Segment Open

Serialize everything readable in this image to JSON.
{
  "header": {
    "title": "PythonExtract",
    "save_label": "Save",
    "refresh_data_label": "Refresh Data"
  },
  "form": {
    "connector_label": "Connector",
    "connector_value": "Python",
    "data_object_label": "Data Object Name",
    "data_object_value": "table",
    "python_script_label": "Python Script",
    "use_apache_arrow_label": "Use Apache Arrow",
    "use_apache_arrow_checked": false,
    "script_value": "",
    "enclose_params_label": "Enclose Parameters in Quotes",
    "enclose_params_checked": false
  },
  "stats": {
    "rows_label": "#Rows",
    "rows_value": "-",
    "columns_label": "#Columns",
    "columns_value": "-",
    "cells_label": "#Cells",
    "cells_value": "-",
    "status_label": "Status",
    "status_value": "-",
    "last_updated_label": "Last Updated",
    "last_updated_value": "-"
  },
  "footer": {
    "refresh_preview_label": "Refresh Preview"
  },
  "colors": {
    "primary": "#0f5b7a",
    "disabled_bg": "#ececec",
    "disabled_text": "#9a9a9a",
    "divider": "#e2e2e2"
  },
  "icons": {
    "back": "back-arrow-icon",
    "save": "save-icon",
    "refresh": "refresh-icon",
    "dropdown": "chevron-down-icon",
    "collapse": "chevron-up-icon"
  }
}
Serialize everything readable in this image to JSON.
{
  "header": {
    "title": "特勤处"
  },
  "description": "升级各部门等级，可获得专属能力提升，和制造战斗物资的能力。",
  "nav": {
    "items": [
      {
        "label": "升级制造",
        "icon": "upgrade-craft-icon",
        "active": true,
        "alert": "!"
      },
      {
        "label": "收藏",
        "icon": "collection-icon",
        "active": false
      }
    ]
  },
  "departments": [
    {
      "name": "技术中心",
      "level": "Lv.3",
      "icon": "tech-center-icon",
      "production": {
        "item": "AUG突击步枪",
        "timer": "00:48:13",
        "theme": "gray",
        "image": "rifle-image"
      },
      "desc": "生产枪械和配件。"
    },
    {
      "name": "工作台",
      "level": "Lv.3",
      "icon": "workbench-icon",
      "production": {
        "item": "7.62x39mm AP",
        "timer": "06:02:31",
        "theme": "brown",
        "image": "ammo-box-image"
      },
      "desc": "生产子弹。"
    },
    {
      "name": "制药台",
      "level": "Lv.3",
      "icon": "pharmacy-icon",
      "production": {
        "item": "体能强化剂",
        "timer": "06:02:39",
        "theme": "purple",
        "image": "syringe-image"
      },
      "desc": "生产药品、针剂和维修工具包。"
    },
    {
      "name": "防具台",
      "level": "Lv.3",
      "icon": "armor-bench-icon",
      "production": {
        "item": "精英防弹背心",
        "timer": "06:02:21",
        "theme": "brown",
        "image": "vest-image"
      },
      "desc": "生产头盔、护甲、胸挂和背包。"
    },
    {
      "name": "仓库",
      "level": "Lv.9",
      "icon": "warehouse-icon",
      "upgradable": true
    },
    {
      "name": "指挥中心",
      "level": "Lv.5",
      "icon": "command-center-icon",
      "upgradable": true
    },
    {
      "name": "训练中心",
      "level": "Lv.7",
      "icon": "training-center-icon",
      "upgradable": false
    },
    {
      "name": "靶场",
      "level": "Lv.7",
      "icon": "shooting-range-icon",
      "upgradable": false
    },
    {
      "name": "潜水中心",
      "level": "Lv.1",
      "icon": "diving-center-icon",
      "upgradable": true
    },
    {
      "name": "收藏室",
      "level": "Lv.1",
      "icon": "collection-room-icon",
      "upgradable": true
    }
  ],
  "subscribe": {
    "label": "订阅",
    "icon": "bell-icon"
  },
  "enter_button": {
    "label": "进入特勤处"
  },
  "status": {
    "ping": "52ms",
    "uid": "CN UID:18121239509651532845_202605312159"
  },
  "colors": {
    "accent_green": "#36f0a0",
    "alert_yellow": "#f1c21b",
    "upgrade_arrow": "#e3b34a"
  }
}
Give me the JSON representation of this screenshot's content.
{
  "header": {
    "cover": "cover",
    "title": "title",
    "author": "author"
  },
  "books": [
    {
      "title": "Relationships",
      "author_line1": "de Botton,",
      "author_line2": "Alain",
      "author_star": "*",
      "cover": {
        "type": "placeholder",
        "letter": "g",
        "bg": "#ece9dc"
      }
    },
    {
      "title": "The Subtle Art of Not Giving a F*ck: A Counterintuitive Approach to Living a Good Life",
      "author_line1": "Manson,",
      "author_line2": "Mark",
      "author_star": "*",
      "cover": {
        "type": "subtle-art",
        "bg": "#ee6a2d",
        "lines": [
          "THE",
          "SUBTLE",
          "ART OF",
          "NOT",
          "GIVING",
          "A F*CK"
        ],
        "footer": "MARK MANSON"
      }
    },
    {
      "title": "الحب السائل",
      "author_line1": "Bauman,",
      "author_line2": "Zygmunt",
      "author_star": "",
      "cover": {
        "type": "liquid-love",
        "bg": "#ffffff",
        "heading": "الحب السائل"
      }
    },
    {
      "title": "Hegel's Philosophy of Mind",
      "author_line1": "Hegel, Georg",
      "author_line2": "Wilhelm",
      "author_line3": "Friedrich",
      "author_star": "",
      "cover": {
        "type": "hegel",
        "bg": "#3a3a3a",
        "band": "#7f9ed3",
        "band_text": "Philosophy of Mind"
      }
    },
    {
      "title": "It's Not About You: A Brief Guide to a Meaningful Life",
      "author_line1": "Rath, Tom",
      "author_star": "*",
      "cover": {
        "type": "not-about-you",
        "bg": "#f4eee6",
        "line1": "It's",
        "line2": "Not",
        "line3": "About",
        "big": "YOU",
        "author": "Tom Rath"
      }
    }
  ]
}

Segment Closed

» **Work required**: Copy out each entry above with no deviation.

» **Result of the task**:
Serialize everything readable in this image to JSON.
{
  "header": {
    "title": "PythonExtract",
    "save_label": "Save",
    "refresh_data_label": "Refresh Data"
  },
  "form": {
    "connector_label": "Connector",
    "connector_value": "Python",
    "data_object_label": "Data Object Name",
    "data_object_value": "table",
    "python_script_label": "Python Script",
    "use_apache_arrow_label": "Use Apache Arrow",
    "use_apache_arrow_checked": false,
    "script_value": "",
    "enclose_params_label": "Enclose Parameters in Quotes",
    "enclose_params_checked": false
  },
  "stats": {
    "rows_label": "#Rows",
    "rows_value": "-",
    "columns_label": "#Columns",
    "columns_value": "-",
    "cells_label": "#Cells",
    "cells_value": "-",
    "status_label": "Status",
    "status_value": "-",
    "last_updated_label": "Last Updated",
    "last_updated_value": "-"
  },
  "footer": {
    "refresh_preview_label": "Refresh Preview"
  },
  "colors": {
    "primary": "#0f5b7a",
    "disabled_bg": "#ececec",
    "disabled_text": "#9a9a9a",
    "divider": "#e2e2e2"
  },
  "icons": {
    "back": "back-arrow-icon",
    "save": "save-icon",
    "refresh": "refresh-icon",
    "dropdown": "chevron-down-icon",
    "collapse": "chevron-up-icon"
  }
}
Serialize everything readable in this image to JSON.
{
  "header": {
    "title": "特勤处"
  },
  "description": "升级各部门等级，可获得专属能力提升，和制造战斗物资的能力。",
  "nav": {
    "items": [
      {
        "label": "升级制造",
        "icon": "upgrade-craft-icon",
        "active": true,
        "alert": "!"
      },
      {
        "label": "收藏",
        "icon": "collection-icon",
        "active": false
      }
    ]
  },
  "departments": [
    {
      "name": "技术中心",
      "level": "Lv.3",
      "icon": "tech-center-icon",
      "production": {
        "item": "AUG突击步枪",
        "timer": "00:48:13",
        "theme": "gray",
        "image": "rifle-image"
      },
      "desc": "生产枪械和配件。"
    },
    {
      "name": "工作台",
      "level": "Lv.3",
      "icon": "workbench-icon",
      "production": {
        "item": "7.62x39mm AP",
        "timer": "06:02:31",
        "theme": "brown",
        "image": "ammo-box-image"
      },
      "desc": "生产子弹。"
    },
    {
      "name": "制药台",
      "level": "Lv.3",
      "icon": "pharmacy-icon",
      "production": {
        "item": "体能强化剂",
        "timer": "06:02:39",
        "theme": "purple",
        "image": "syringe-image"
      },
      "desc": "生产药品、针剂和维修工具包。"
    },
    {
      "name": "防具台",
      "level": "Lv.3",
      "icon": "armor-bench-icon",
      "production": {
        "item": "精英防弹背心",
        "timer": "06:02:21",
        "theme": "brown",
        "image": "vest-image"
      },
      "desc": "生产头盔、护甲、胸挂和背包。"
    },
    {
      "name": "仓库",
      "level": "Lv.9",
      "icon": "warehouse-icon",
      "upgradable": true
    },
    {
      "name": "指挥中心",
      "level": "Lv.5",
      "icon": "command-center-icon",
      "upgradable": true
    },
    {
      "name": "训练中心",
      "level": "Lv.7",
      "icon": "training-center-icon",
      "upgradable": false
    },
    {
      "name": "靶场",
      "level": "Lv.7",
      "icon": "shooting-range-icon",
      "upgradable": false
    },
    {
      "name": "潜水中心",
      "level": "Lv.1",
      "icon": "diving-center-icon",
      "upgradable": true
    },
    {
      "name": "收藏室",
      "level": "Lv.1",
      "icon": "collection-room-icon",
      "upgradable": true
    }
  ],
  "subscribe": {
    "label": "订阅",
    "icon": "bell-icon"
  },
  "enter_button": {
    "label": "进入特勤处"
  },
  "status": {
    "ping": "52ms",
    "uid": "CN UID:18121239509651532845_202605312159"
  },
  "colors": {
    "accent_green": "#36f0a0",
    "alert_yellow": "#f1c21b",
    "upgrade_arrow": "#e3b34a"
  }
}
Give me the JSON representation of this screenshot's content.
{
  "header": {
    "cover": "cover",
    "title": "title",
    "author": "author"
  },
  "books": [
    {
      "title": "Relationships",
      "author_line1": "de Botton,",
      "author_line2": "Alain",
      "author_star": "*",
      "cover": {
        "type": "placeholder",
        "letter": "g",
        "bg": "#ece9dc"
      }
    },
    {
      "title": "The Subtle Art of Not Giving a F*ck: A Counterintuitive Approach to Living a Good Life",
      "author_line1": "Manson,",
      "author_line2": "Mark",
      "author_star": "*",
      "cover": {
        "type": "subtle-art",
        "bg": "#ee6a2d",
        "lines": [
          "THE",
          "SUBTLE",
          "ART OF",
          "NOT",
          "GIVING",
          "A F*CK"
        ],
        "footer": "MARK MANSON"
      }
    },
    {
      "title": "الحب السائل",
      "author_line1": "Bauman,",
      "author_line2": "Zygmunt",
      "author_star": "",
      "cover": {
        "type": "liquid-love",
        "bg": "#ffffff",
        "heading": "الحب السائل"
      }
    },
    {
      "title": "Hegel's Philosophy of Mind",
      "author_line1": "Hegel, Georg",
      "author_line2": "Wilhelm",
      "author_line3": "Friedrich",
      "author_star": "",
      "cover": {
        "type": "hegel",
        "bg": "#3a3a3a",
        "band": "#7f9ed3",
        "band_text": "Philosophy of Mind"
      }
    },
    {
      "title": "It's Not About You: A Brief Guide to a Meaningful Life",
      "author_line1": "Rath, Tom",
      "author_star": "*",
      "cover": {
        "type": "not-about-you",
        "bg": "#f4eee6",
        "line1": "It's",
        "line2": "Not",
        "line3": "About",
        "big": "YOU",
        "author": "Tom Rath"
      }
    }
  ]
}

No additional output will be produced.